After more than two decades, the program designed to assist military personnel leaving the service with finding employment in the civilian world is getting what many believe is a much-needed, and long overdue, overhaul. In late July, President Obama announced that the Transitions Assistance Program, known as TAP, will soon be revitalized to provide new services to personnel leaving their military careers.
Under the current program, which has been in place for little over 20 years, departing military personnel must attend three days of counseling and classroom instruction. Other programs, such as resume preparation courses and transitioning into a civilian workplace environment, have been offered as optional.
Under the new program, known as TAP GPS, for “goals, planning, and success,” there will be much more individualized counseling and training provided.

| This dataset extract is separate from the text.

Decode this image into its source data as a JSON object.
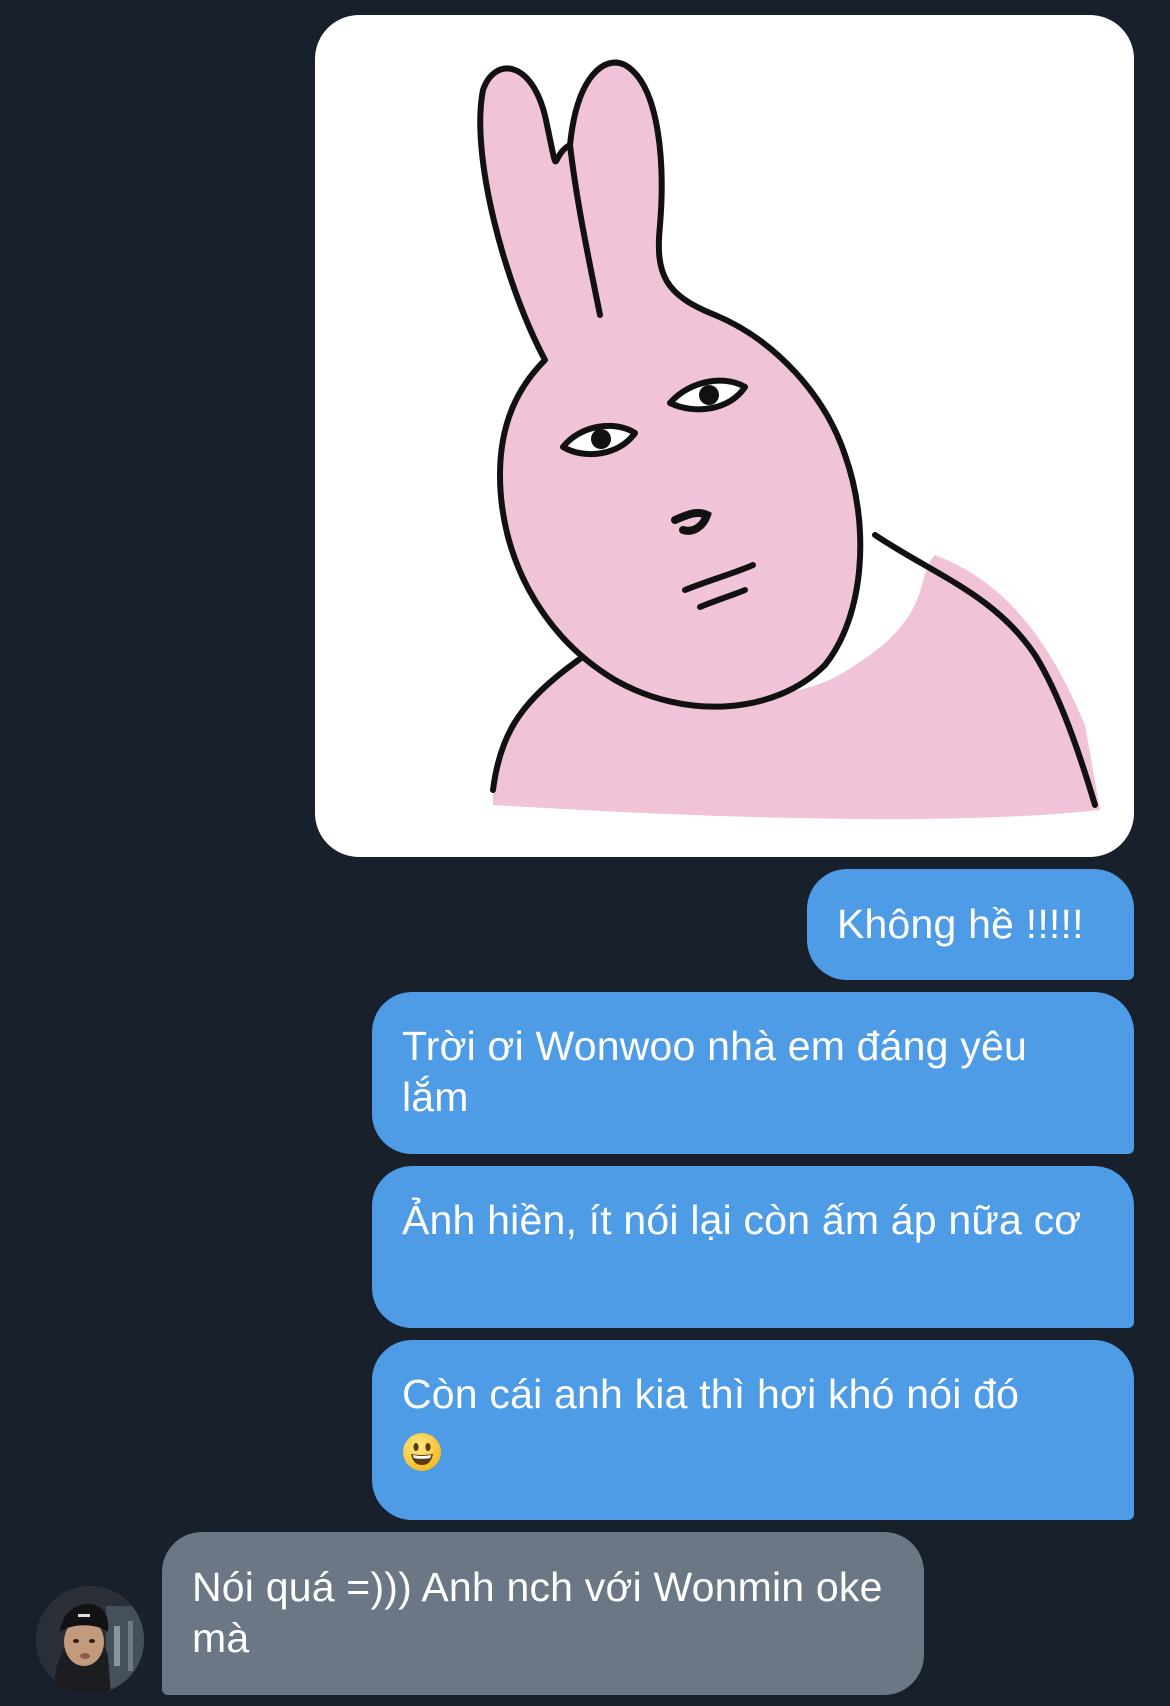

Counseling sessions will be individualized to focus on what the departing service member wants to do after they leave the service area for example, those who wish to pursue college, entrepreneurialism, or attend technical training will be provided with counseling specifically tailored to their desires.
There’ll also be lengthier classroom sessions, more focus on the details of what service personnel need to do to find a job, as well as follow-up after they have left. Education courses will also begin much earlier in the service member’s career, instead of coming almost exclusively at the end.
Though the unemployment rate for veterans has decreased significantly over the past several years, it remains higher than the average unemployment rate of all Americans.